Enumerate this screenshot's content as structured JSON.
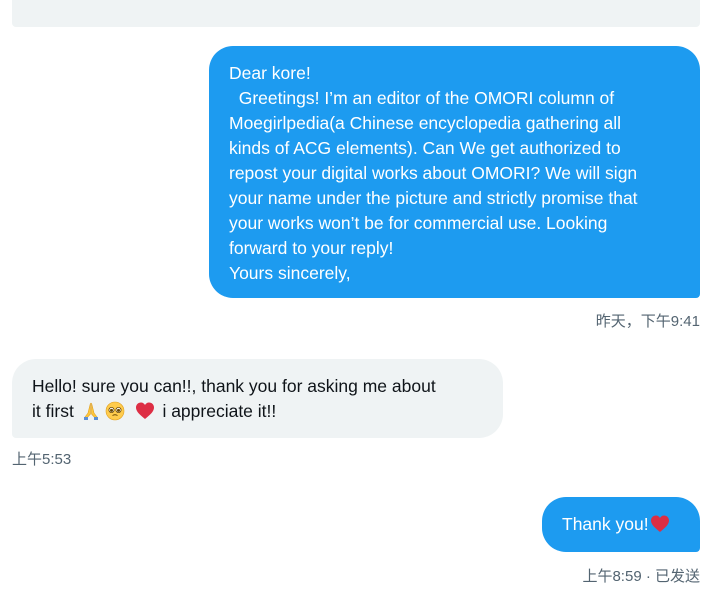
{
  "conversation": {
    "messages": [
      {
        "direction": "outgoing",
        "lines": [
          "Dear kore!",
          "  Greetings! I’m an editor of the OMORI column of",
          "Moegirlpedia(a Chinese encyclopedia gathering all",
          "kinds of ACG elements). Can We get authorized to",
          "repost your digital works about OMORI? We will sign",
          "your name under the picture and strictly promise that",
          "your works won’t be for commercial use. Looking",
          "forward to your reply!",
          "Yours sincerely,"
        ],
        "timestamp": "昨天，下午9:41"
      },
      {
        "direction": "incoming",
        "text_part1": "Hello! sure you can!!, thank you for asking me about",
        "text_part2": "it first",
        "text_part3": "i appreciate it!!",
        "emojis": [
          "folded-hands",
          "pleading-face",
          "red-heart"
        ],
        "timestamp": "上午5:53"
      },
      {
        "direction": "outgoing",
        "text": "Thank you!",
        "emojis": [
          "red-heart"
        ],
        "timestamp": "上午8:59 · 已发送"
      }
    ]
  },
  "colors": {
    "outgoing_bubble": "#1d9bf0",
    "incoming_bubble": "#eff3f4",
    "meta_text": "#536471",
    "heart": "#e0245e"
  }
}
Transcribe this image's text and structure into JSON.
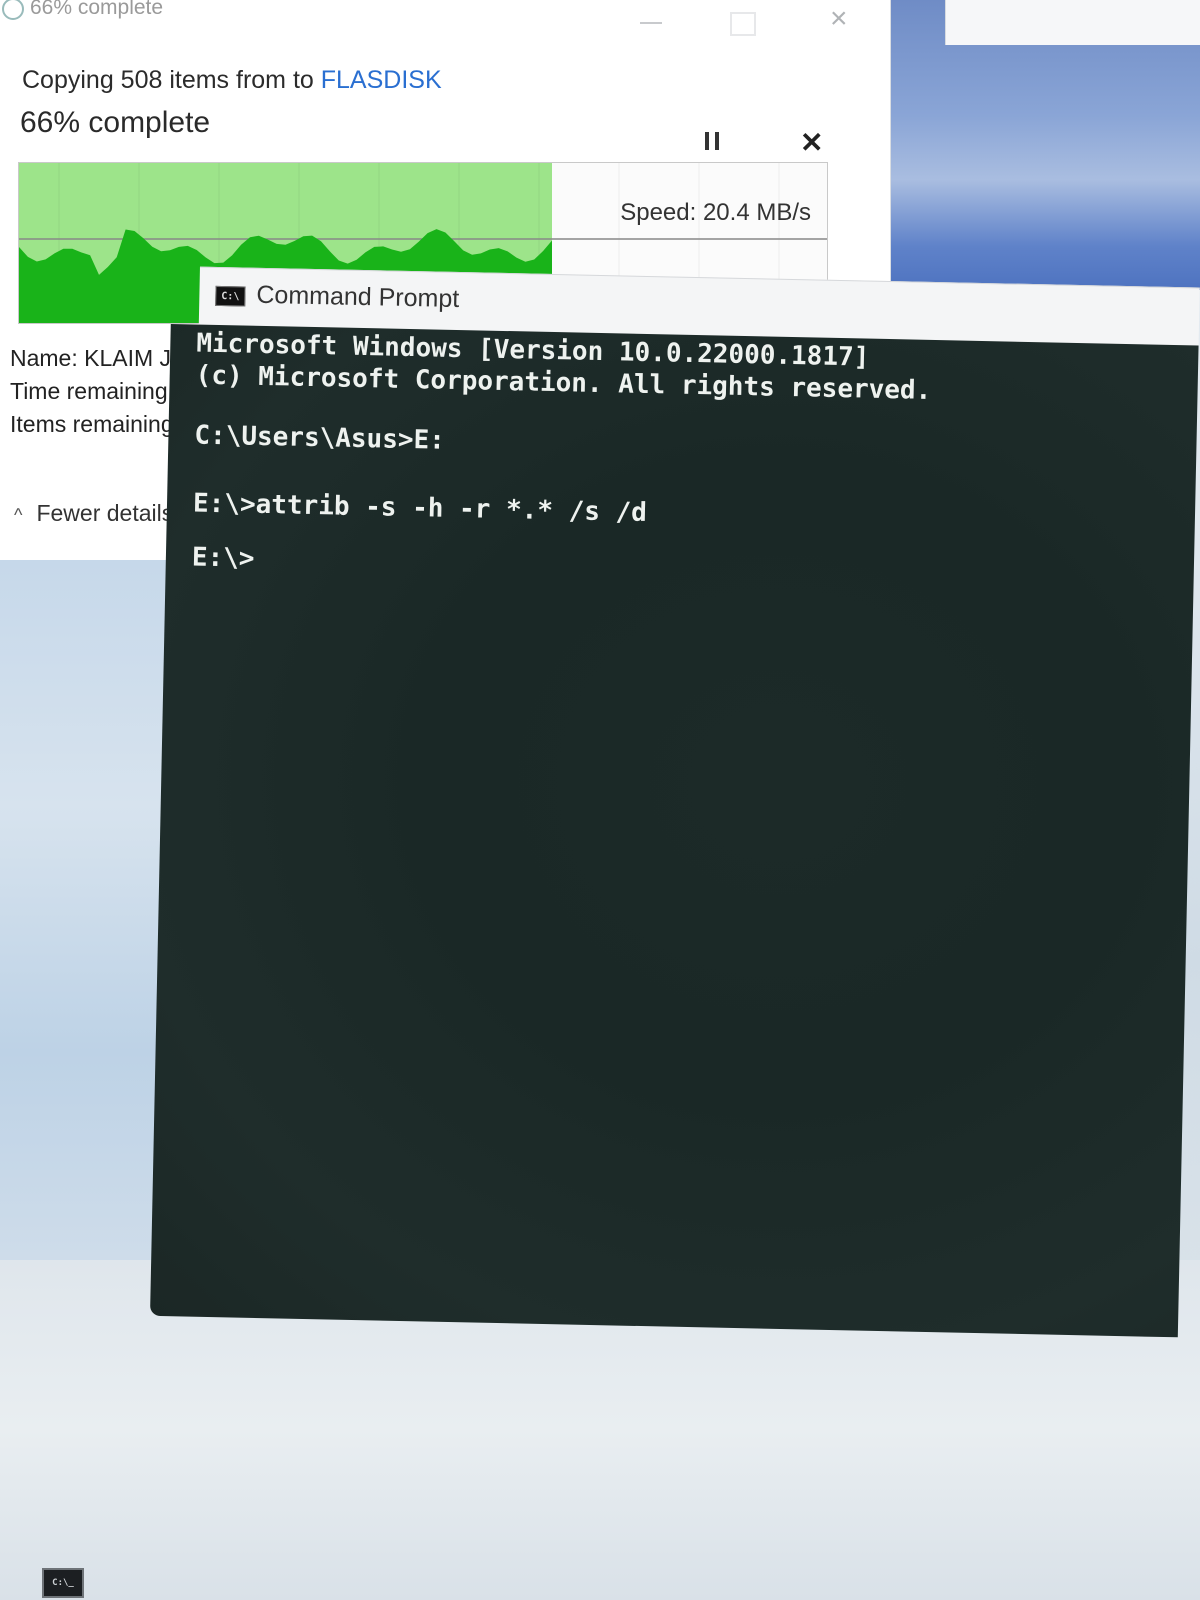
{
  "copy_dialog": {
    "titlebar_progress": "66% complete",
    "copy_text_prefix": "Copying 508 items from  to ",
    "destination": "FLASDISK",
    "percent_text": "66% complete",
    "progress_fraction": 0.66,
    "speed": "Speed: 20.4 MB/s",
    "name_label": "Name: KLAIM JP",
    "time_remaining_label": "Time remaining:",
    "items_remaining_label": "Items remaining:",
    "fewer_details": "Fewer details"
  },
  "cmd_window": {
    "title": "Command Prompt",
    "icon_text": "C:\\",
    "lines": [
      "Microsoft Windows [Version 10.0.22000.1817]",
      "(c) Microsoft Corporation. All rights reserved.",
      "C:\\Users\\Asus>E:",
      "E:\\>attrib -s -h -r *.* /s /d",
      "E:\\>"
    ]
  },
  "taskbar": {
    "cmd_icon_text": "C:\\_"
  },
  "colors": {
    "graph_fill": "#19b319",
    "graph_bg": "#9de48a",
    "destination_link": "#2a6fd1",
    "cmd_background": "#1c2a28"
  }
}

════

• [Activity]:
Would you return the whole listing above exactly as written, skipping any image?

• [Solution below]:
Enumerate this screenshot's content as structured JSON.
{
  "conversation": {
    "messages": [
      {
        "direction": "outgoing",
        "lines": [
          "Dear kore!",
          "  Greetings! I’m an editor of the OMORI column of",
          "Moegirlpedia(a Chinese encyclopedia gathering all",
          "kinds of ACG elements). Can We get authorized to",
          "repost your digital works about OMORI? We will sign",
          "your name under the picture and strictly promise that",
          "your works won’t be for commercial use. Looking",
          "forward to your reply!",
          "Yours sincerely,"
        ],
        "timestamp": "昨天，下午9:41"
      },
      {
        "direction": "incoming",
        "text_part1": "Hello! sure you can!!, thank you for asking me about",
        "text_part2": "it first",
        "text_part3": "i appreciate it!!",
        "emojis": [
          "folded-hands",
          "pleading-face",
          "red-heart"
        ],
        "timestamp": "上午5:53"
      },
      {
        "direction": "outgoing",
        "text": "Thank you!",
        "emojis": [
          "red-heart"
        ],
        "timestamp": "上午8:59 · 已发送"
      }
    ]
  },
  "colors": {
    "outgoing_bubble": "#1d9bf0",
    "incoming_bubble": "#eff3f4",
    "meta_text": "#536471",
    "heart": "#e0245e"
  }
}
Transcribe this image's text and structure into JSON.
{
  "copy_dialog": {
    "titlebar_progress": "66% complete",
    "copy_text_prefix": "Copying 508 items from  to ",
    "destination": "FLASDISK",
    "percent_text": "66% complete",
    "progress_fraction": 0.66,
    "speed": "Speed: 20.4 MB/s",
    "name_label": "Name: KLAIM JP",
    "time_remaining_label": "Time remaining:",
    "items_remaining_label": "Items remaining:",
    "fewer_details": "Fewer details"
  },
  "cmd_window": {
    "title": "Command Prompt",
    "icon_text": "C:\\",
    "lines": [
      "Microsoft Windows [Version 10.0.22000.1817]",
      "(c) Microsoft Corporation. All rights reserved.",
      "C:\\Users\\Asus>E:",
      "E:\\>attrib -s -h -r *.* /s /d",
      "E:\\>"
    ]
  },
  "taskbar": {
    "cmd_icon_text": "C:\\_"
  },
  "colors": {
    "graph_fill": "#19b319",
    "graph_bg": "#9de48a",
    "destination_link": "#2a6fd1",
    "cmd_background": "#1c2a28"
  }
}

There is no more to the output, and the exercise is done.